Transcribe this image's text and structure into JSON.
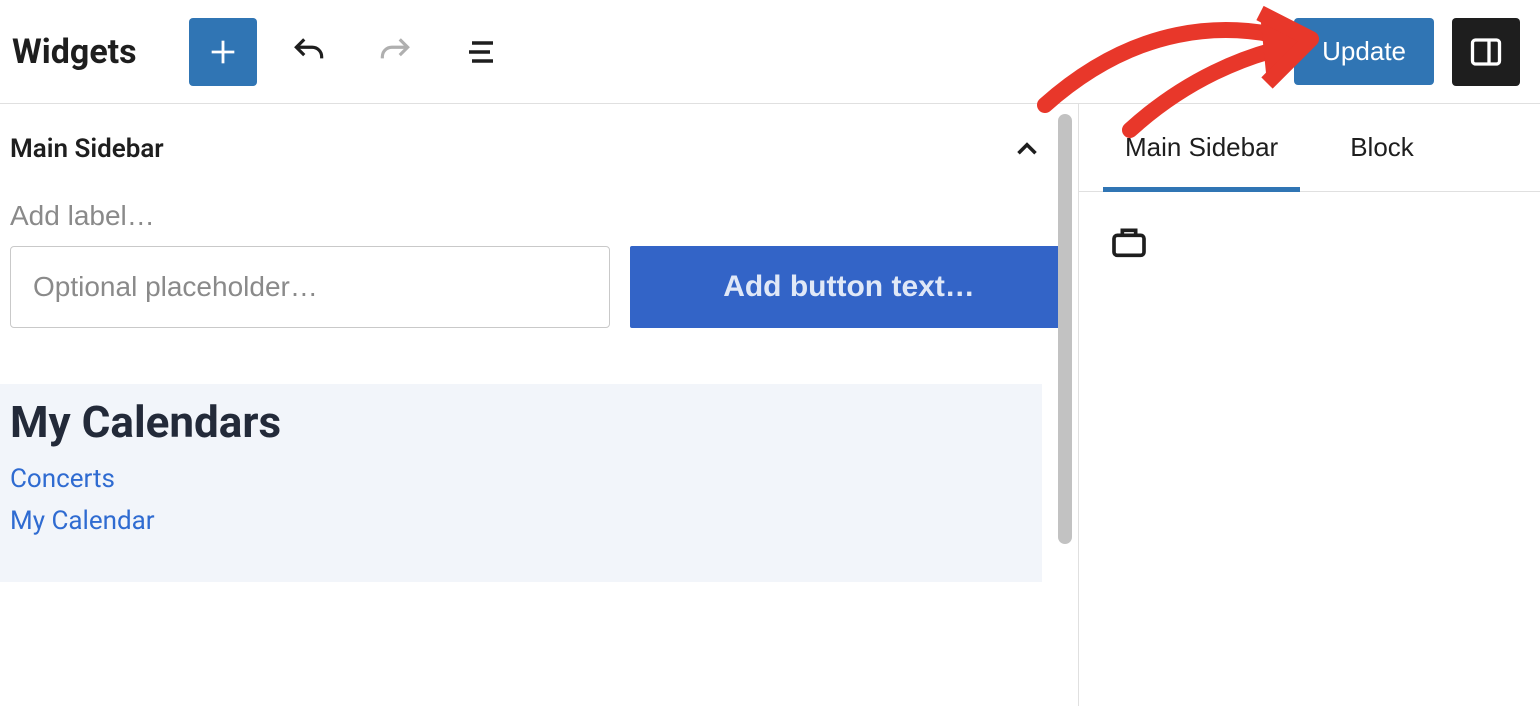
{
  "header": {
    "title": "Widgets",
    "update_label": "Update"
  },
  "editor": {
    "area_title": "Main Sidebar",
    "label_placeholder": "Add label…",
    "search_placeholder": "Optional placeholder…",
    "button_text_placeholder": "Add button text…",
    "calendars_block": {
      "heading": "My Calendars",
      "links": [
        "Concerts",
        "My Calendar"
      ]
    }
  },
  "sidebar": {
    "tabs": [
      {
        "label": "Main Sidebar",
        "active": true
      },
      {
        "label": "Block",
        "active": false
      }
    ]
  }
}
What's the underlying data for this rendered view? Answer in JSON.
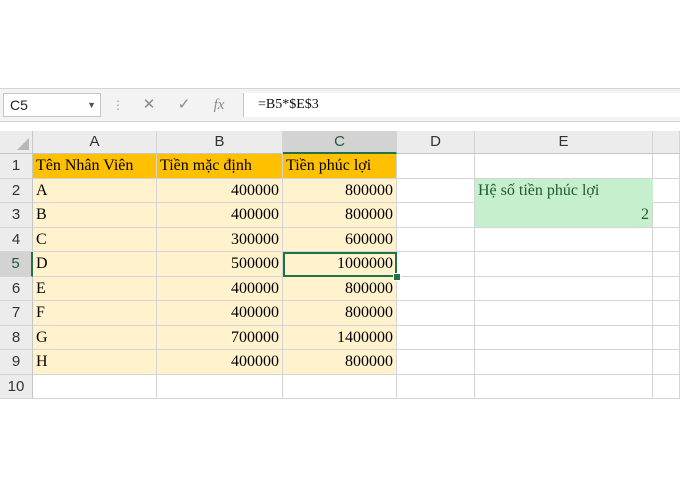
{
  "formula_bar": {
    "name_box": "C5",
    "dots": "⋮",
    "cancel": "✕",
    "enter": "✓",
    "fx": "fx",
    "formula": "=B5*$E$3"
  },
  "grid": {
    "columns": [
      "A",
      "B",
      "C",
      "D",
      "E"
    ],
    "rows": [
      "1",
      "2",
      "3",
      "4",
      "5",
      "6",
      "7",
      "8",
      "9",
      "10"
    ],
    "header": [
      "Tên Nhân Viên",
      "Tiền mặc định",
      "Tiền phúc lợi"
    ],
    "records": [
      [
        "A",
        "400000",
        "800000"
      ],
      [
        "B",
        "400000",
        "800000"
      ],
      [
        "C",
        "300000",
        "600000"
      ],
      [
        "D",
        "500000",
        "1000000"
      ],
      [
        "E",
        "400000",
        "800000"
      ],
      [
        "F",
        "400000",
        "800000"
      ],
      [
        "G",
        "700000",
        "1400000"
      ],
      [
        "H",
        "400000",
        "800000"
      ]
    ],
    "coefficient_label": "Hệ số tiền phúc lợi",
    "coefficient_value": "2",
    "active_cell": "C5"
  },
  "colors": {
    "header_fill": "#ffc000",
    "data_fill": "#fff2cc",
    "coefficient_fill": "#c6efce",
    "selection": "#217346"
  }
}
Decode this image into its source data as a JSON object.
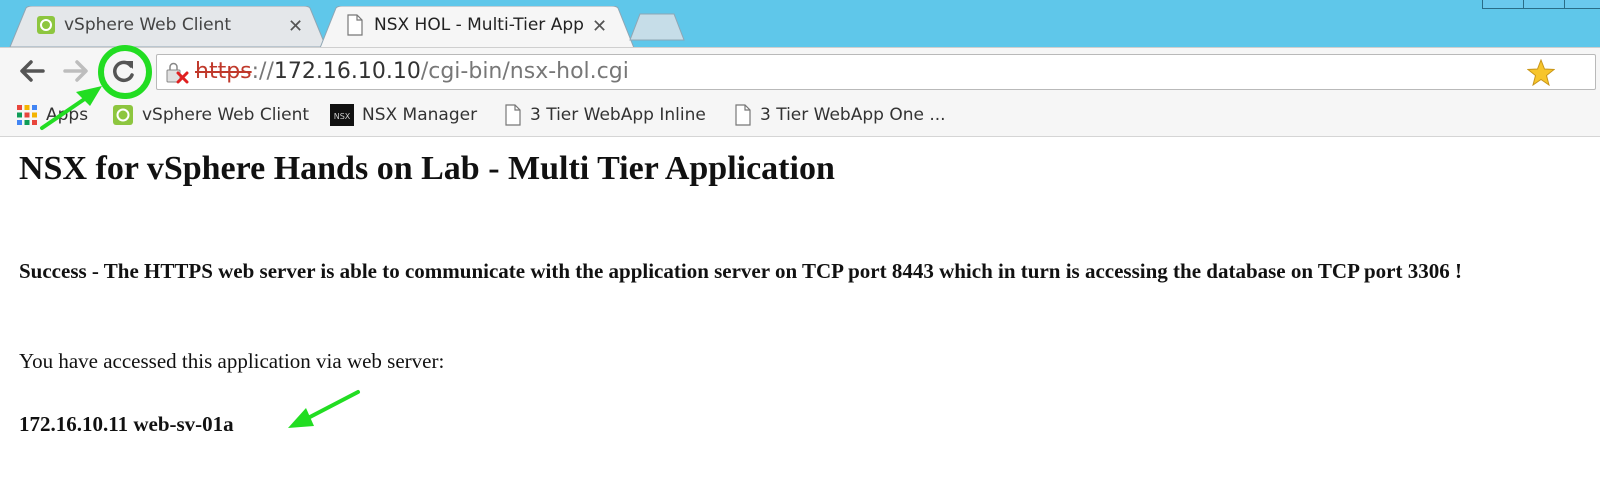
{
  "browser": {
    "tabs": [
      {
        "label": "vSphere Web Client",
        "active": false,
        "favicon": "vsphere-icon"
      },
      {
        "label": "NSX HOL - Multi-Tier App",
        "active": true,
        "favicon": "document-icon"
      }
    ],
    "address_bar": {
      "scheme": "https",
      "separator": "://",
      "host": "172.16.10.10",
      "path": "/cgi-bin/nsx-hol.cgi",
      "security_icon": "insecure-lock-icon"
    },
    "bookmarks": [
      {
        "label": "Apps",
        "icon": "apps-grid-icon"
      },
      {
        "label": "vSphere Web Client",
        "icon": "vsphere-icon"
      },
      {
        "label": "NSX Manager",
        "icon": "nsx-icon"
      },
      {
        "label": "3 Tier WebApp Inline",
        "icon": "document-icon"
      },
      {
        "label": "3 Tier WebApp One ...",
        "icon": "document-icon"
      }
    ]
  },
  "page": {
    "title": "NSX for vSphere Hands on Lab - Multi Tier Application",
    "success_message": "Success - The HTTPS web server is able to communicate with the application server on TCP port 8443 which in turn is accessing the database on TCP port 3306 !",
    "access_text": "You have accessed this application via web server:",
    "server_info": "172.16.10.11 web-sv-01a"
  },
  "annotations": {
    "highlight_color": "#22dd22"
  }
}
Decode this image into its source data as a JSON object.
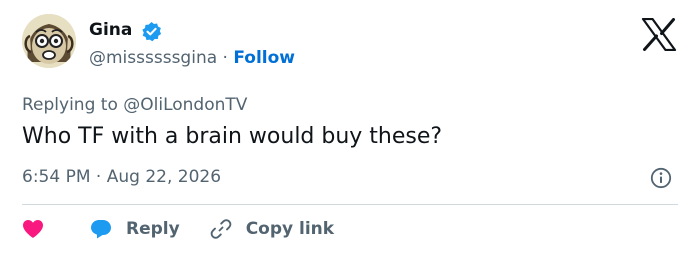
{
  "author": {
    "name": "Gina",
    "handle": "@missssssgina",
    "separator": "·",
    "follow_label": "Follow",
    "avatar_icon": "cartoon-face-avatar",
    "verified_icon": "verified-badge-icon"
  },
  "brand_icon": "x-logo-icon",
  "replying": {
    "prefix": "Replying to",
    "mention": "@OliLondonTV"
  },
  "tweet": {
    "text": "Who TF with a brain would buy these?",
    "time": "6:54 PM",
    "separator": "·",
    "date": "Aug 22, 2026",
    "info_icon": "info-icon"
  },
  "actions": {
    "like_icon": "heart-icon",
    "reply_icon": "reply-bubble-icon",
    "reply_label": "Reply",
    "copy_icon": "link-icon",
    "copy_label": "Copy link"
  },
  "colors": {
    "text": "#0f1419",
    "muted": "#536471",
    "accent": "#006fd6",
    "verified": "#1d9bf0",
    "heart": "#f91880",
    "reply": "#1d9bf0",
    "divider": "#cfd9de"
  }
}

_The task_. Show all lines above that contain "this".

_Written response_.
Transcribe this image's text and structure into JSON.
What's the underlying data for this rendered view? Answer in JSON.
Decode this image into its source data as a JSON object.
    "access_text": "You have accessed this application via web server:",
Decode this image into its source data as a JSON object.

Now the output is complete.